09:47 GMT, 7 September 2012

More than one million children under five have at least two
fillings because mothers cannot get them to brush their teeth, according to a new
study.

Researchers found almost a quarter of parents said their little
ones only cleaned their teeth once a day, with half saying they found the whole experience too stressful.

As a result, one in six admit their child has at least three
fillings and almost half of children under 12 have been told they have tooth decay.

Helping hand: A fifth of mothers find getting their children to brush their teeth very stressful

Helping hand: A fifth of mothers find getting their children to brush their teeth very stressful

The daily battle to get kids to brush their teeth leaves
almost one in five mothers between a seven and ten on the stressed scale – ten
being very stressed – and one in ten have regular arguments over it.

A further one in six admit to becoming a nag every morning
and night, while one in ten confess they know their children are lying about
brushing their teeth.

Visits to the dentist are filling mums with as much
dread as their kids – one in seven feel judged when the dentist has to give
their child a filling and a quarter feel embarrassed about the state of their
child’s mouth.

Dentist dread: Children should have their teeth checked every six months

Dentist dread: Children should have their teeth checked every six months

This could explain why a fifth of mothers admit their child has not been for at least two
years – four times longer than the recommended gap between visits.

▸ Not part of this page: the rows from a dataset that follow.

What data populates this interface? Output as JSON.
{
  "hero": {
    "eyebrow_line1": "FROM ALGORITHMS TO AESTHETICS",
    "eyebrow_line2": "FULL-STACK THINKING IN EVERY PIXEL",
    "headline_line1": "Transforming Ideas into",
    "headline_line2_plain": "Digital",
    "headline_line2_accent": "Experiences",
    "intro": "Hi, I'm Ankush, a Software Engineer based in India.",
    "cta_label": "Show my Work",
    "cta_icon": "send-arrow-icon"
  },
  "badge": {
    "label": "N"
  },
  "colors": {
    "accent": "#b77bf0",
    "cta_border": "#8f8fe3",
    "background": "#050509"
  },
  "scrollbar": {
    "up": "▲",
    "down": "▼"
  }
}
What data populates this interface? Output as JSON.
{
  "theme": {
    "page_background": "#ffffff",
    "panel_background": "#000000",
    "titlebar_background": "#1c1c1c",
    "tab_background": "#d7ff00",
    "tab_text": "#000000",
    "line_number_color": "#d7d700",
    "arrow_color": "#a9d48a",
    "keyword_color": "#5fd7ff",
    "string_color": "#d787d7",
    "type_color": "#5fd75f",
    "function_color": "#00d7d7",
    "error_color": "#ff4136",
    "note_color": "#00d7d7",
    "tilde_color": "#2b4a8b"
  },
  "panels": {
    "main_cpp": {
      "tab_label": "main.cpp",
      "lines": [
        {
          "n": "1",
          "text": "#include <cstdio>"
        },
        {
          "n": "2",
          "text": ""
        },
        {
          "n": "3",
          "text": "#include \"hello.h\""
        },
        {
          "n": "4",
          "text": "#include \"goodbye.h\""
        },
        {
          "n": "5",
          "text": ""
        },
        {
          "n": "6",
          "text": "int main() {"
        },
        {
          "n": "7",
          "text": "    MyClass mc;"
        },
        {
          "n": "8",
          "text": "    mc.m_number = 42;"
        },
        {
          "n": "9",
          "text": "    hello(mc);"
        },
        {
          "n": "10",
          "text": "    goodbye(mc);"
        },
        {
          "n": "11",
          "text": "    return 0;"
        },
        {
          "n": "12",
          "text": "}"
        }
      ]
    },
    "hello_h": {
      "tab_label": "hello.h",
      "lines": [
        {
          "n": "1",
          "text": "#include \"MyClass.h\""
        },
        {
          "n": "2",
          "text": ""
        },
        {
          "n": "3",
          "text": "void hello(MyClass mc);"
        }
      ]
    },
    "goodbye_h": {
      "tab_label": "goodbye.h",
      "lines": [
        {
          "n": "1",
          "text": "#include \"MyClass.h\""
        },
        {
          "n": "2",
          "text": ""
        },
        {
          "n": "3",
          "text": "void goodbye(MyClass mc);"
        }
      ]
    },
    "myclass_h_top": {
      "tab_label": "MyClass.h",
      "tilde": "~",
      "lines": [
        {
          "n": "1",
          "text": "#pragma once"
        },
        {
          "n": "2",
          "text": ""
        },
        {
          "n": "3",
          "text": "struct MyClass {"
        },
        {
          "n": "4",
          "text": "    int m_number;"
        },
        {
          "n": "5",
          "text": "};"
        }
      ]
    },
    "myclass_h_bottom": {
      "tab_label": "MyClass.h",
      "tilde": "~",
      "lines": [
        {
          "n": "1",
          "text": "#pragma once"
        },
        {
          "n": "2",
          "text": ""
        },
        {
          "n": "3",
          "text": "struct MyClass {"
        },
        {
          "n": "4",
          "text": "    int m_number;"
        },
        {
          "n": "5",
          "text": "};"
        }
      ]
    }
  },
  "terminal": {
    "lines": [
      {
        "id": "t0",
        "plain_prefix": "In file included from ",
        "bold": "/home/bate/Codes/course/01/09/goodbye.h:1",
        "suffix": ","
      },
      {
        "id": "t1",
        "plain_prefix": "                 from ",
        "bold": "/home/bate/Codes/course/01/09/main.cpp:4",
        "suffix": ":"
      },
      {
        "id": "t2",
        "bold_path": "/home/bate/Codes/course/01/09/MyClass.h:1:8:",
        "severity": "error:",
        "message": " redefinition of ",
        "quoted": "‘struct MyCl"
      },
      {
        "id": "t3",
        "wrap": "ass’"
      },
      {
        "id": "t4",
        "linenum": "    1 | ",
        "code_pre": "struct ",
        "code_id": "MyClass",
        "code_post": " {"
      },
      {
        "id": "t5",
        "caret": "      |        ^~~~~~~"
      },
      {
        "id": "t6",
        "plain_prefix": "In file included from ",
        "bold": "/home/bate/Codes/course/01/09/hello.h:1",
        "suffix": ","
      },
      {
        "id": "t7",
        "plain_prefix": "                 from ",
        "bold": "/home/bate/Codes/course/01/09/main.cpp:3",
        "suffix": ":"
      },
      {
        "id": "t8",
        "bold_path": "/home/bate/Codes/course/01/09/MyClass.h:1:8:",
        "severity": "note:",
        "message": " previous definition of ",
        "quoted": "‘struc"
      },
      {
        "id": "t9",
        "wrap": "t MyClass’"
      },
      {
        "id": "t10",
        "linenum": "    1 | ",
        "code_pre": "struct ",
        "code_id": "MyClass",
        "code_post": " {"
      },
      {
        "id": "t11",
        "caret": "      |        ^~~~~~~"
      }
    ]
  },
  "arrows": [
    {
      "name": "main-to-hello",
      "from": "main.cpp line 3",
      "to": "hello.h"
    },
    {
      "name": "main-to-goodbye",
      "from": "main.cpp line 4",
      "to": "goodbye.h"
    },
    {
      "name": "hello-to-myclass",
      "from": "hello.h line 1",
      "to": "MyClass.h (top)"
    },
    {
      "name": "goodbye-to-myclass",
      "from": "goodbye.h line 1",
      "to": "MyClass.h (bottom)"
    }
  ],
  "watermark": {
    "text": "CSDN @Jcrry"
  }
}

The research, by Aquafresh, also revealed one in 100 mums
have kids suffering from gum disease – traditionally an adult condition – and
the same amount have at least five fillings.

Data from the Office of National Statistics shows 14 per
cent of eight-year-olds show signs of decay in their permanent teeth, with one
in 100 missing a tooth due to decay.

This figure rises to 34 per cent of 12-year-olds showing
signs of decay, with three per cent missing a tooth.

Leading dentist Tina Tanna said: 'These results are shocking
but not surprising – dental decay is one of the most preventable diseases in
the UK.

'Every mum knows how hard it is to get their kids to brush
their teeth but these results show how important this really is.

'Dental decay can lead to complications such as tooth loss
so it’s key that kids learn to brush properly when they are young to prevent
further issues as their adult teeth begin to grow.'